Mohammed Uddin, 29, of Barking, Essex, was sentenced at Woolwich Crown Court after pleading guilty to a charge of preparing acts of terrorism.

The court heard how Uddin travelled to Syria on 4 November 2014, intending to join IS - also known as Daesh - and fighting for them.

On 12 December of the same year, he crossed the border back into Turkey where he was held by the authorities because he did not have any travel documents.

He was stopped by counter terrorism officers at Gatwick Airport when he returned to Britain on 22 December who believed he was involved in terrorist-related activity and who found extremist material in his possession.

Assistant Chief Constable Laura Nicholson, the head of counter-terrorism across the South East, said: "Uddin's purpose of travel was to join Daesh and engage in terrorist activity.

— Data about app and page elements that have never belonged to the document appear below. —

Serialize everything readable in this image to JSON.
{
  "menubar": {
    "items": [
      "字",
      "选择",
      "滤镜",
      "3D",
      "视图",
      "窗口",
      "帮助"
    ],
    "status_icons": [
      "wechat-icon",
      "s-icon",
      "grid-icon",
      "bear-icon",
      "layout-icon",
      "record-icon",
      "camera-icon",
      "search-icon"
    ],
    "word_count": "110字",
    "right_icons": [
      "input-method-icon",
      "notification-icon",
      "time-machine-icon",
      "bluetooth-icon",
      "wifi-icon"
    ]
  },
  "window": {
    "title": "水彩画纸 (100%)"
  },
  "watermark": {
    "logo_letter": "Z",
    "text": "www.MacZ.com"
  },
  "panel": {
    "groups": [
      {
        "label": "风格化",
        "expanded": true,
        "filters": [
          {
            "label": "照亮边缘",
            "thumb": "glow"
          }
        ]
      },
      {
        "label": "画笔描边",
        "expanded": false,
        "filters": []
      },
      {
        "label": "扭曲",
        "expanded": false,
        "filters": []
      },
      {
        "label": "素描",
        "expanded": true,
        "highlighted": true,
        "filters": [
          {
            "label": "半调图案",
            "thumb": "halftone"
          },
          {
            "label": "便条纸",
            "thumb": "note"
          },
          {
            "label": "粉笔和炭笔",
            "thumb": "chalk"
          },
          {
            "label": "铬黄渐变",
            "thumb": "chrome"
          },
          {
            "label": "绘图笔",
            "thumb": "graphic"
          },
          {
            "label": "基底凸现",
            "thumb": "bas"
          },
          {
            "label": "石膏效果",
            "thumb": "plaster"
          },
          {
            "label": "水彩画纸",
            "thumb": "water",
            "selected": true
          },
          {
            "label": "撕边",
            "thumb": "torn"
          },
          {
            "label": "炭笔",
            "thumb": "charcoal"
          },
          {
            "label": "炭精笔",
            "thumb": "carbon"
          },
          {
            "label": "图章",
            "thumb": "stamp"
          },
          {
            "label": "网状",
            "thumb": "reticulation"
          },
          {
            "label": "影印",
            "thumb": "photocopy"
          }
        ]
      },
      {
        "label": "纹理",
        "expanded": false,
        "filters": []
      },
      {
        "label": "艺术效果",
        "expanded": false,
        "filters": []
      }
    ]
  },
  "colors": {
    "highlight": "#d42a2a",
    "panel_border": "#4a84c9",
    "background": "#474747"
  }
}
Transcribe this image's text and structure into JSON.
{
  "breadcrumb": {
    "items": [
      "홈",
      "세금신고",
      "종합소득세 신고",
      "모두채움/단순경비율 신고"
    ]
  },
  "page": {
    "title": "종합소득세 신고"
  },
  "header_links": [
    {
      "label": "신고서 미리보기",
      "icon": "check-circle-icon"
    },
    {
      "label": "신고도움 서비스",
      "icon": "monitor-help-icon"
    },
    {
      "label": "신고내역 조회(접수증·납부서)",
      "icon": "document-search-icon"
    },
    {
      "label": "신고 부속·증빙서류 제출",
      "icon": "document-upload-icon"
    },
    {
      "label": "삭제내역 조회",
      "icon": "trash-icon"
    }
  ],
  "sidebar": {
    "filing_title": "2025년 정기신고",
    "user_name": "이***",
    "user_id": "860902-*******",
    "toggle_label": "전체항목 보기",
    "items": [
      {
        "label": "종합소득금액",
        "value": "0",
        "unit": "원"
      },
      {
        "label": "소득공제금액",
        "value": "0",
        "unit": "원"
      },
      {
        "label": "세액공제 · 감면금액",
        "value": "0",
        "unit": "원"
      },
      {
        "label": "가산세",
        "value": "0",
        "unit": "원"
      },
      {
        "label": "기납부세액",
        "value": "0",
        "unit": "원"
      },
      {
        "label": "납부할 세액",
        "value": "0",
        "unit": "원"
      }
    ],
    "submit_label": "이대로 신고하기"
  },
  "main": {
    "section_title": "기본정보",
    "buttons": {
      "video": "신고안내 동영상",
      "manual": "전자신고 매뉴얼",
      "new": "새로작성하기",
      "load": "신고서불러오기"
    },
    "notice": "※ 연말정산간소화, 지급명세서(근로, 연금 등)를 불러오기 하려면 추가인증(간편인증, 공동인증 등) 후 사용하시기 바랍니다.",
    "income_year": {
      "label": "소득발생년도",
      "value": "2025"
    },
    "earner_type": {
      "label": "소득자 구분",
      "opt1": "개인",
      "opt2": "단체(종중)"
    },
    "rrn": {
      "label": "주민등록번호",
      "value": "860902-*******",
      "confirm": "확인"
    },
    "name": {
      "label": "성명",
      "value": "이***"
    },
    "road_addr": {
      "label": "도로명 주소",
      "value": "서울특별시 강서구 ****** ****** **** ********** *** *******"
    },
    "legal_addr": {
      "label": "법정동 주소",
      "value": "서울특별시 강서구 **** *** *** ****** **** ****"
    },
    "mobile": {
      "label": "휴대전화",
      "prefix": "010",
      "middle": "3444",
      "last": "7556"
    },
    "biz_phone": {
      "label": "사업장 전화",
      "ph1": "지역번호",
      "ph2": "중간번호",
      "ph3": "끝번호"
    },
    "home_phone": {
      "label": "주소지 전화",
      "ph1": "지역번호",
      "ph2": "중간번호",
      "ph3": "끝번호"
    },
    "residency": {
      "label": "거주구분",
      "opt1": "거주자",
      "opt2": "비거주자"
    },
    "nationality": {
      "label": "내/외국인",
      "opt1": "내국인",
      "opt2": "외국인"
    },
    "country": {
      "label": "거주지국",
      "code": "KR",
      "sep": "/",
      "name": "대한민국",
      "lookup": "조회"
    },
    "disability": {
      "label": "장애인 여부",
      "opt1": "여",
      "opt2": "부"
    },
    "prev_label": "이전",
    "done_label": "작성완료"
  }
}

"Anyone intending to travel to Syria or Iraq to fight or to commit terrorist acts against the UK or our interests should be in no doubt that the police will take the strongest possible action against them.

"Returning foreign fighters pose a threat to the UK and we also have a responsibility to protect UK interests around the world.

"Preventing travel to Syria is a key part of keeping the British public safe whether they are at home and overseas.

"Early intervention is key for the police and other agencies.

"Between us we can offer support to help safeguard those who are vulnerable to radicalisation.

"So if anyone is concerned that a friend or family member is thinking of travelling to Syria it is crucial they tell us as soon as possible.

"The sooner we can intervene, the better chance we have of preventing people from becoming embroiled in the conflict and facing potential prosecution."

Sue Hemming, head of special crime and counter terrorism at the Crown Prosecution Service (CPS), said: "It was very clear from the conversations recovered from electrical devices that Uddin had meticulously planned his trip so that he would be able to get to Syria undetected.

"It is vital that we bring the full force of the law against those who leave the UK to support terrorism.

"We will continue to work to build strong cases against these individuals to ensure that terrorists are brought to justice."